Erik Larson’s narrative history is set in Berlin in 1933 and is told through the eyes of a visiting American family. Not just any family, but Ambassador Dodd and his wife and two children. The ambassador was a Professor of History from the University of Chicago who was soon called “an old fuddy duddy” because he would rather read than go to the numerous embassy parties. Martha, his grown daughter is quite a flirt and has rather an extensive love life with Americans, Germans, and Russians during her time in Berlin.
The insidious slow gathering away of freedoms by Hitler and his men eventually turned into the gathering of horror of the Third Reich. People were executed for improper salutes, and some just disappeared. SA ( Storm Troopers) encouraged neighbors to denounce neighbors, Jews were banned from government jobs, then restricted from jobs as doctors and lawyers.
Even Dr. Dodd as a respected historian was unable to see that something really insidious was right around the corner for Germany and the world. Maybe it was a blind eye or a reluctant eye . At first he thought rumors of German brutality and horror were exaggerations at worst and untrue at best. But slowly he discovered the rumors were not rumors at all. He became convinced that Hitler was not only bad for Germany, but bad for the world.
“Beneath the surface, however, Germany had undergone a rapid and sweeping revolution that reached deep into the fabric of daily life. It occurred quietly and largely out of easy view.” Larson
The reader is included in the “Night of Long Knives” where over 85 people are slaughtered as Hitler’s Gestapo and SS moved against the SA and it’s leader Rohn.
“Hindsight tells us that during that fragile time the course of history could so easily have been changed.

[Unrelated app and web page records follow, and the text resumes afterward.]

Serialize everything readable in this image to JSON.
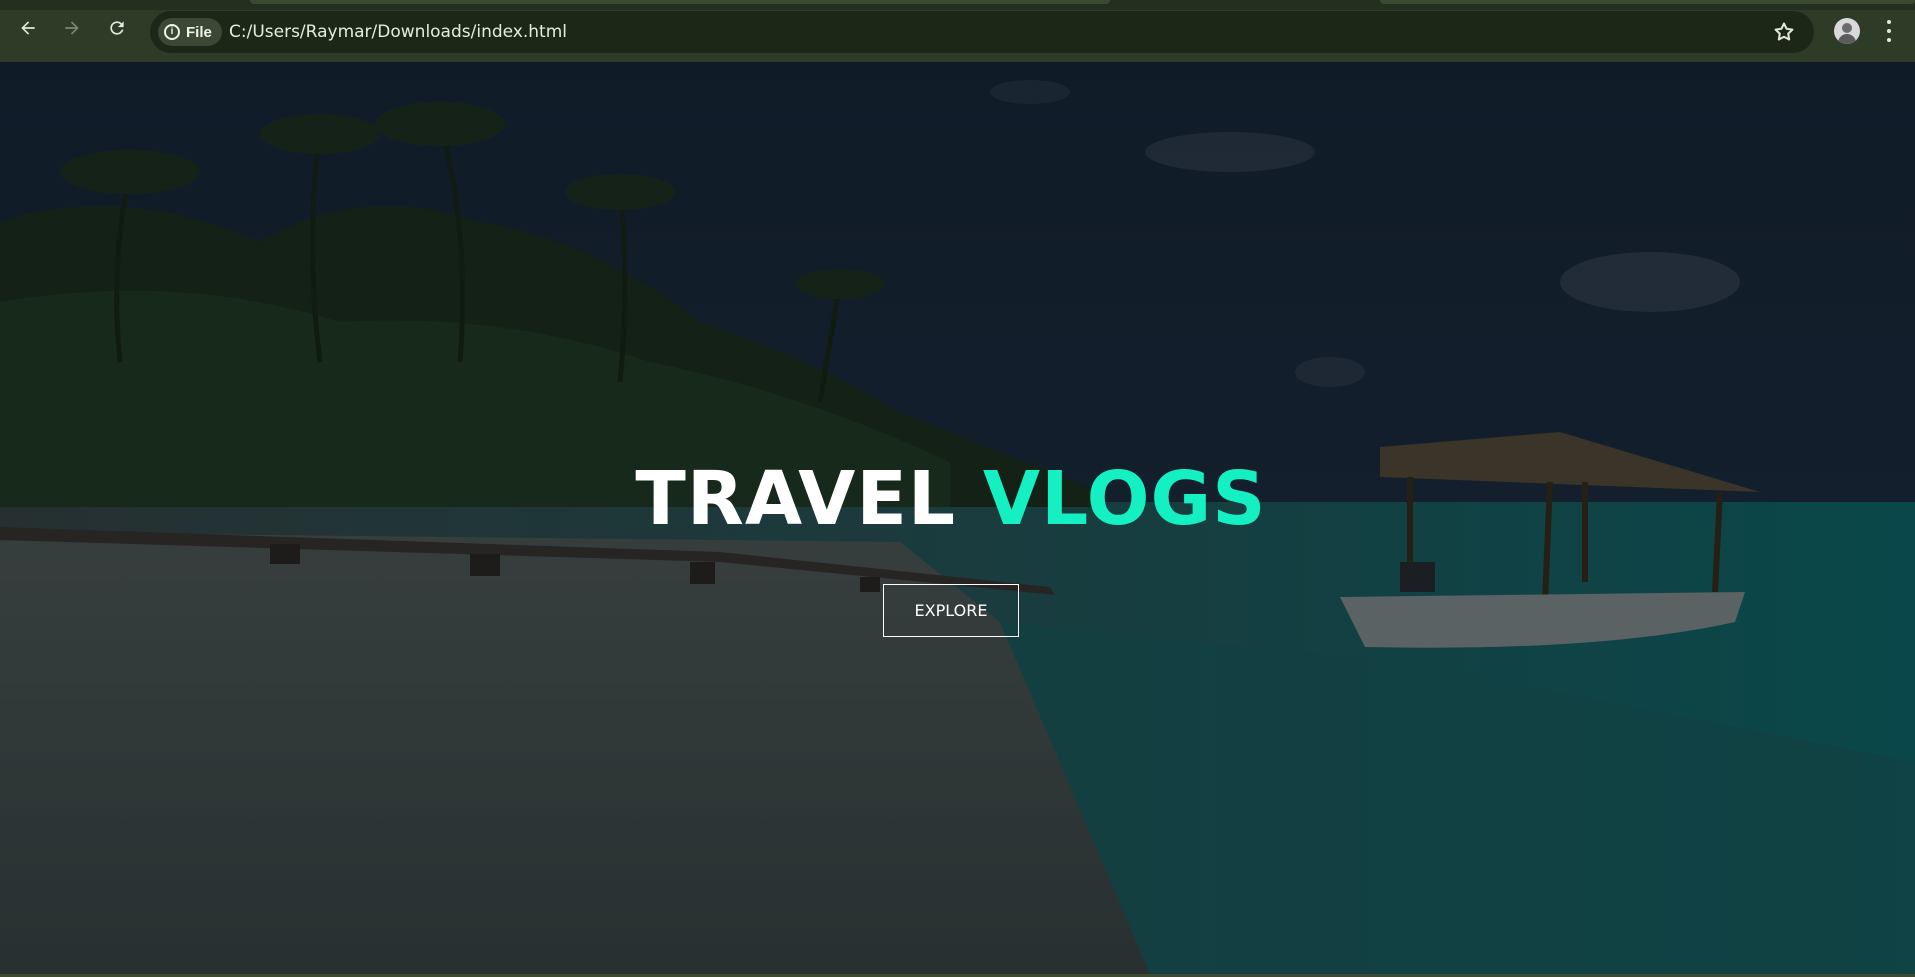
{
  "browser": {
    "site_chip_label": "File",
    "url": "C:/Users/Raymar/Downloads/index.html",
    "icons": {
      "back": "back-arrow-icon",
      "forward": "forward-arrow-icon",
      "reload": "reload-icon",
      "info": "info-icon",
      "bookmark": "star-icon",
      "profile": "avatar",
      "menu": "kebab-menu-icon"
    }
  },
  "hero": {
    "title_part1": "TRAVEL",
    "title_part2": "VLOGS",
    "button_label": "EXPLORE"
  },
  "colors": {
    "accent": "#14f0c2",
    "title_white": "#ffffff",
    "chrome_bg": "#2e3b27",
    "omnibox_bg": "#1d2718"
  }
}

Why then did no one change it? Why, then, did it take so long to recognize the real danger and evil posed by Hitler and his regime?” Larson
“All that is necessary for the triumph of evil is for good men to do nothing.” Edmund Burke

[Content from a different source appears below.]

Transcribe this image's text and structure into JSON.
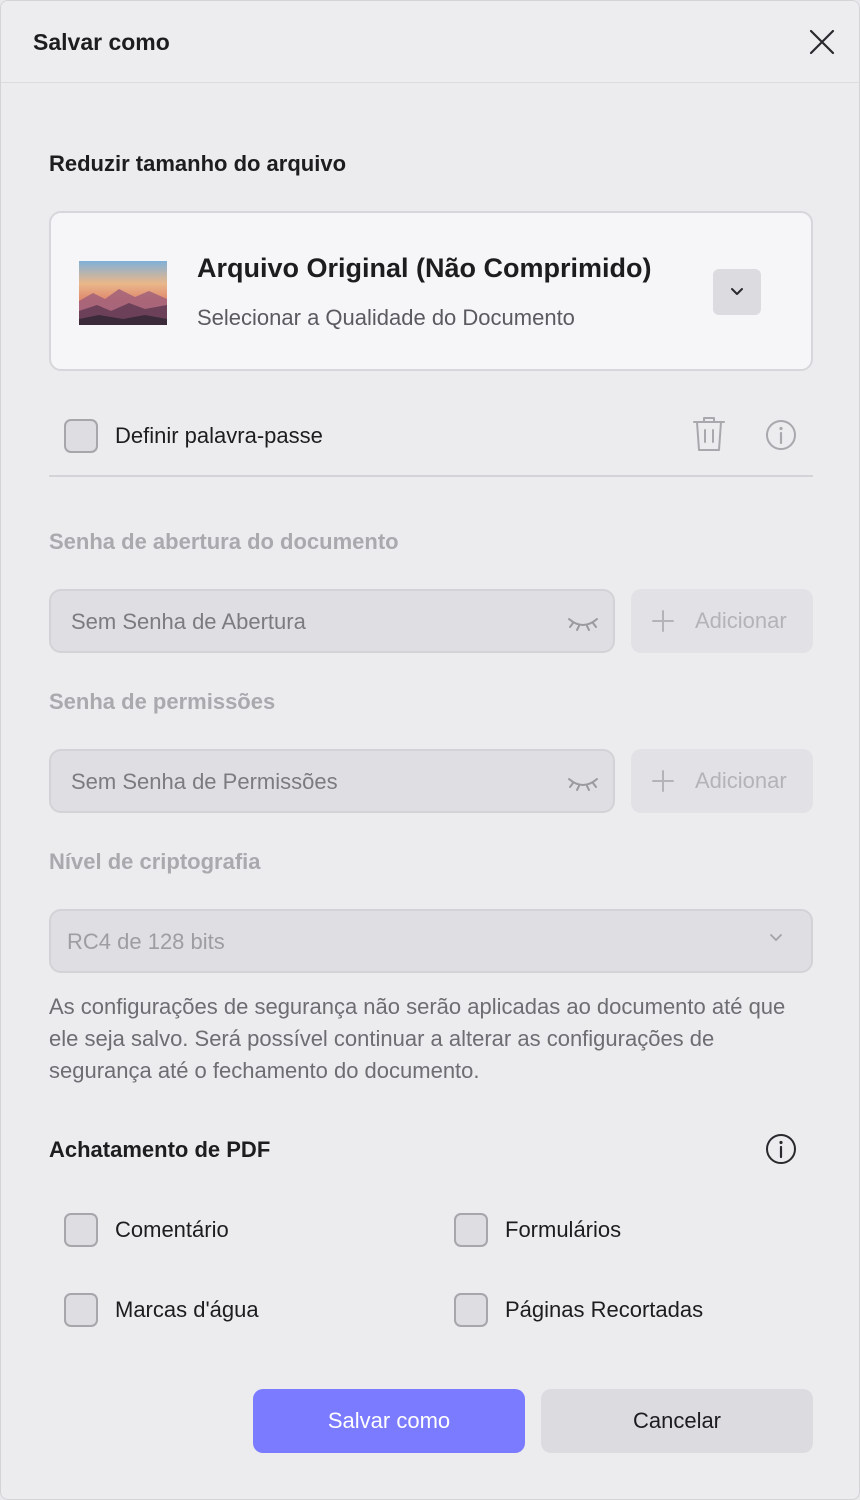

“There were too few good men. Too few listened or spoke as Hitler slowly reduced rights and freedoms one by one across Germany. No one acted, and suddenly it was too late.” Lita Perna

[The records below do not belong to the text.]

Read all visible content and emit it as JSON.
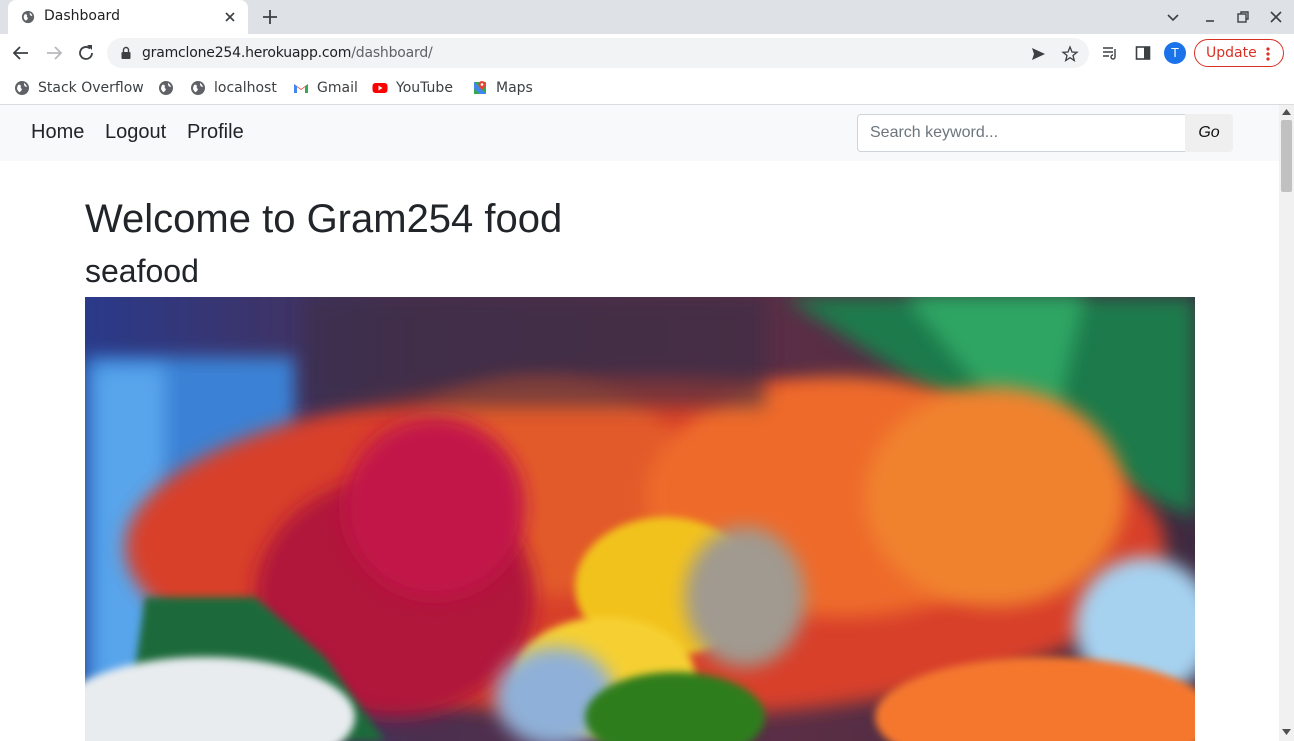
{
  "browser": {
    "tab": {
      "title": "Dashboard",
      "favicon": "globe-icon"
    },
    "url": {
      "host": "gramclone254.herokuapp.com",
      "path": "/dashboard/"
    },
    "profile_initial": "T",
    "update_label": "Update",
    "bookmarks": [
      {
        "label": "Stack Overflow",
        "icon": "globe-icon"
      },
      {
        "label": "",
        "icon": "globe-icon"
      },
      {
        "label": "localhost",
        "icon": "globe-icon"
      },
      {
        "label": "Gmail",
        "icon": "gmail-icon"
      },
      {
        "label": "YouTube",
        "icon": "youtube-icon"
      },
      {
        "label": "Maps",
        "icon": "maps-icon"
      }
    ],
    "colors": {
      "tabstrip": "#dee1e6",
      "accent": "#1a73e8",
      "update": "#d93025"
    }
  },
  "site": {
    "nav": {
      "home": "Home",
      "logout": "Logout",
      "profile": "Profile"
    },
    "search": {
      "placeholder": "Search keyword...",
      "button": "Go"
    },
    "welcome": "Welcome to Gram254 food",
    "category": "seafood",
    "image_subject": "seafood platter photo"
  }
}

A film starring Tom Hanks and Natalie Portman is scheduled for release in 2014.